When starting a business, being proactive in limiting personal liability can provide bountiful peace of mind as you navigate growth and success. In some cases, when business funds are tight, business owners can be held personally liable for the debt. Planning ahead protects your personal assets, as well as the company itself.

State and federal laws can leave loopholes and make you vulnerable to individuals or other companies that might "pierce the corporate veil." Meaning, if there is doubt of a separation between your company's assets and personal assets, you can be held personally liable. Overall, these standard laws don’t protect you from specific circumstances. Protecting yourself from damages caused by employees or business activities is something business owners should proactively seek out.

A Litigation Lawyer Has A Four-Pronged Approach

In order to protect yourself adequately — from the least to greatest of worst-case scenarios — it is generally recommended to take the basic 4-pronged approach. This 4-pronged approach includes (1) following corporate formalities required by state law, (2) maintaining written documentation, (3) ensuring your business has sufficient capital to operate, and (4) keeping your business and personal finances separate.

  1. Follow Corporate Formalities

    Make sure your corporation is formed correctly and follows your state's regulations for establishing and organizing a corporation. If these steps are not done appropriately, your corporation or LLC may be administratively dissolved, leaving you susceptible to personal liability. Failing to file the required paperwork and paying associated fees to the state makes everything involved in funding the organization vulnerable to personal liability. Nick Heimlich Law specializes in business formation.

  2. Maintain Written Documentation

    Alongside the initial documents to form your LLC or corporation, it is recommended to have an initial organizational meeting and maintain written documentation. All your corporate transactions need to be documented and accounted for in detail. As a matter of good business practice, the decisions you make daily should be documented and in compliance with your state's law.

  3. Capitalizing Your Corporation

    Your corporation should start with enough money to cover the necessary expenses. If funding isn't considered and appropriately allocated, you risk personal liability. For most businesses, necessary start-up expenses for essential equipment and other items can be drawn out in the very beginning. All companies have basic start-up expenses, necessary start-up equipment, and other items that can be recorded in written documents.

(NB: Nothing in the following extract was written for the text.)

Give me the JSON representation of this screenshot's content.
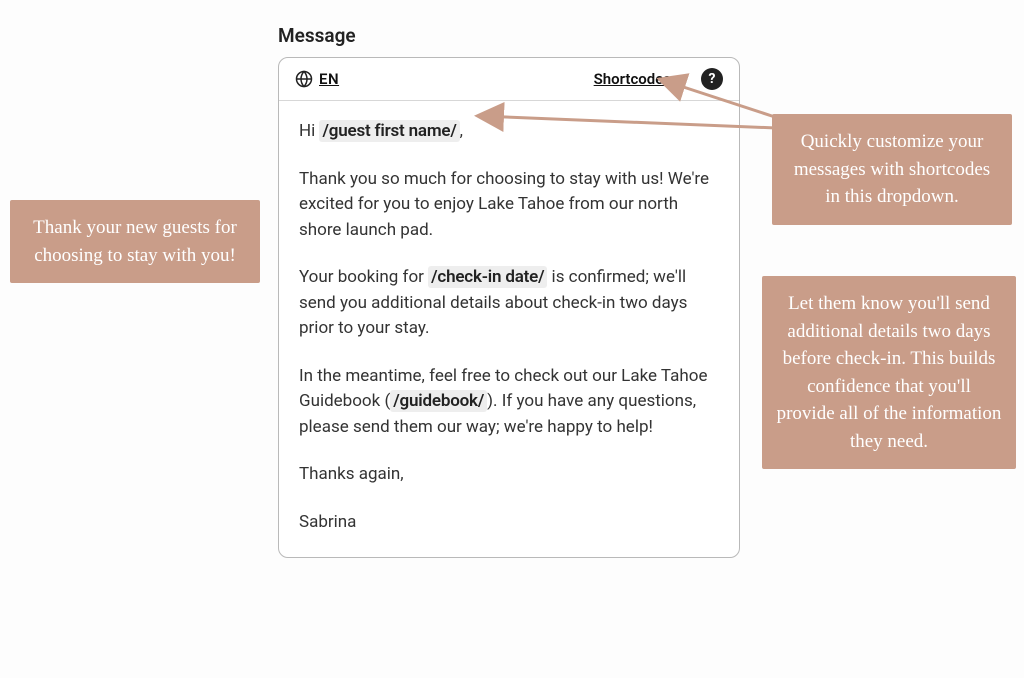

    Your company doesn't need to have significant money in the bank. Still, if your company can be considered never to have had enough funds to operate on its own, a court can determine it was never intended to be a separate entity from you, opening you up to personal liability.

  4. Keeping Funds Separate

    Maintaining a strict separation between your business and personal finances is essential. If this separation isn't done correctly, a court can determine your company is a sham. And like a sole proprietor, you become liable for the debts of the business.

    Therefore, if you're funding your business with your personal expenses, make sure it is correctly allocated to the company. All expenses should be paid through business accounts. The corporate accounts should be separate and unlinked to your personal bank accounts.

Hire A Litigation Lawyer — Nick Heimlich Law Can Help

Make sure that each transaction made for your organization can easily be proven as having a business purpose. If a judge has trouble differentiating what are your personal assets from those that belong to the company, they can be more likely to pierce the corporate veil and hold you personally liable.

Again, the 4-pronged approach includes (1) correctly forming the business, (2) good record keeping, (3) reasonably funding your corporation, and (4) keeping funds separate. The best way to avoid personal liability — in the unfortunate case that your business’s activities result in litigation — is hiring a business litigation lawyer to assist in your business’ foundation. Nick Heimlich Law knows how to aid clients in ensuring they are protected from personal liability, learn more about the firm here.